Throughout the long winter county twitter feeds were just full of funny cats and plugs for the local pantomime, but now they’re a stream of pre-season news. County A are off to Barbados! Player B just reached level 11 on the bleep test! New overseas star C has just lost 4-0 to India! This adds to the tension of the build-up, the long slow weeks building up to a frenetic last day or so before the orgasm of county cricket embarrasses itself upon the tissue of the sporting calendar.
The traditional curtain-raiser (now there’s a phrase exclusive to sport) took place in Abu Dhabi, meaning that no-one gave a toss about it and the mainstream media were denied the page-filling pictures of Jim Troughton and Rikki Clarke fielding in the snow. The fact that the match between the champions (in this case Warwickshire) and the MCC takes place in the UAE really only leads to the conclusion that it’s a bit of a jolly. And then, starting on April 5th, it’s the university matches! Proper cricket, played on the hazy fields of Fenner’s and the Parks in front of lazy skiving students drunk on cheap cider, that for the purposes of career first-class statistics, are afforded the same status as a Test match at the Wankhede or SCG.
Now this might imply that we’re a bit cynical, but in truth these early matches don’t really get our juices running and just seem to delay the start of the actual County Championship – and that is something that we genuinely do get excited about.

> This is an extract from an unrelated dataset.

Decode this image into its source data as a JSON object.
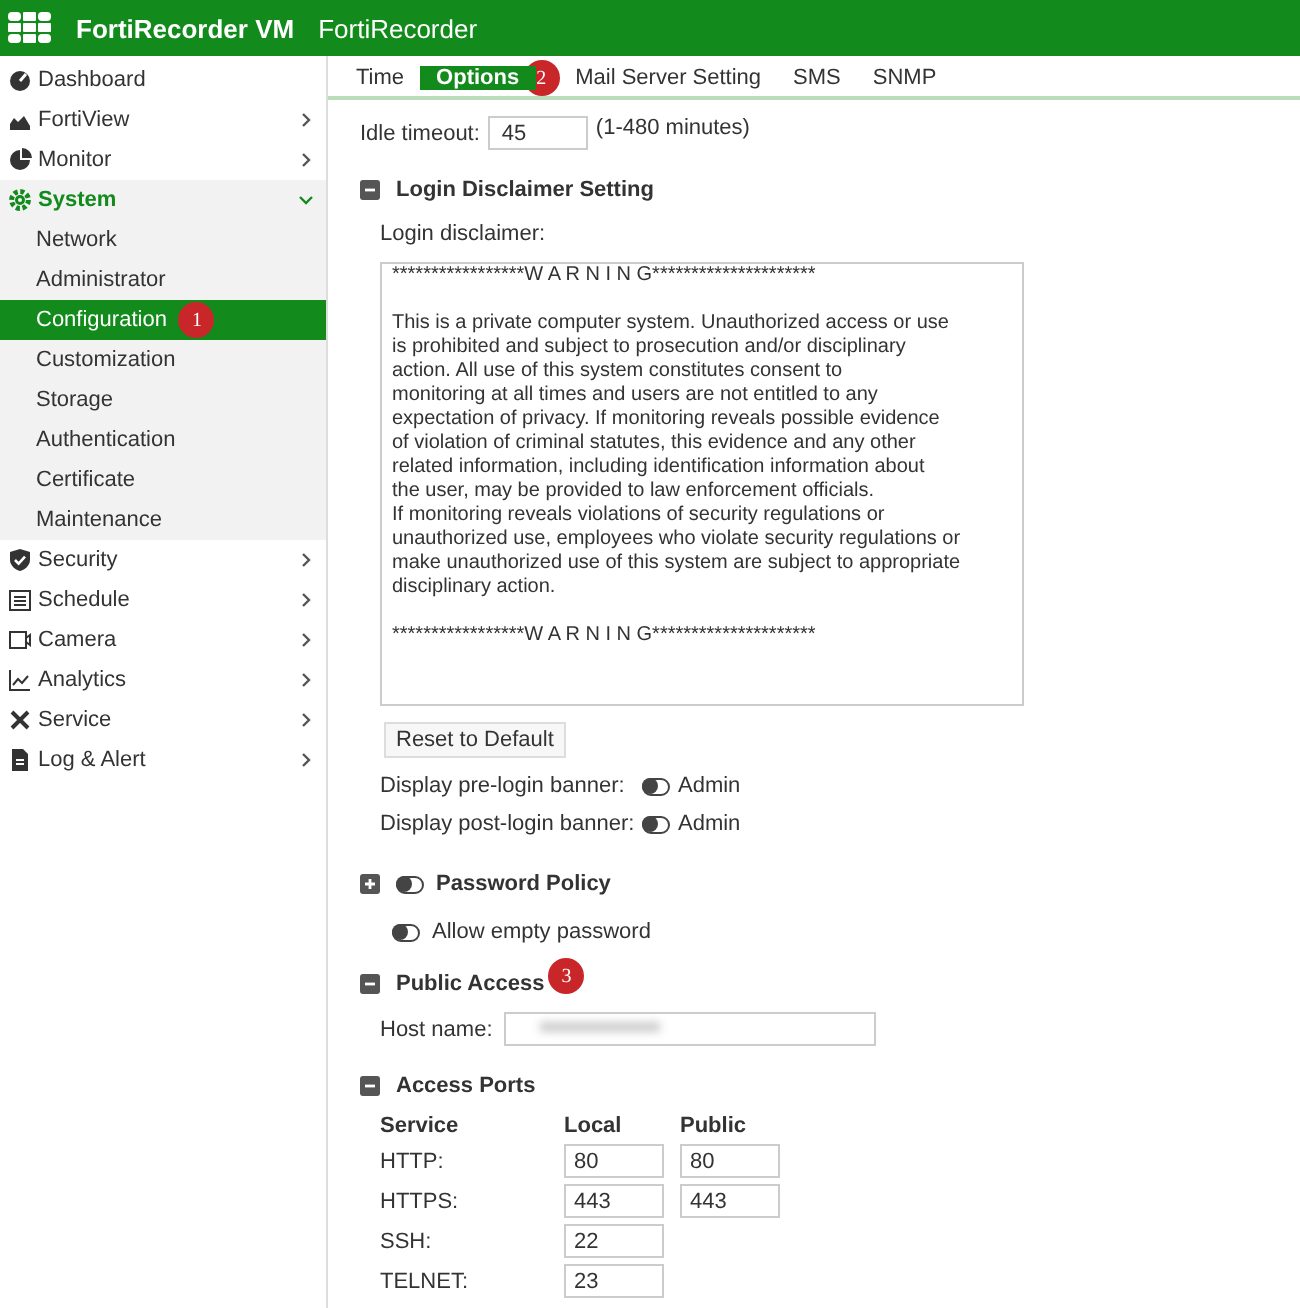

What’s more, this year the BBC will be commentating on every single match, ball-by-ball, via a combination of local radio and their website. This is entirely a good idea and will hopefully push county cricket back into the minds of sports fans this summer (particularly in a summer without the potential distraction of a big football tournament or the Olympics) – even though the likely audience will be those who would attend matches, listen to local radio coverage and follow intently online anyway.
So the season is underway and the proper season is approaching fast (it all begins on April 10th). Stay tuned for our previews to the season, where we absolutely will not be writing-off Derbyshire before they even face a ball.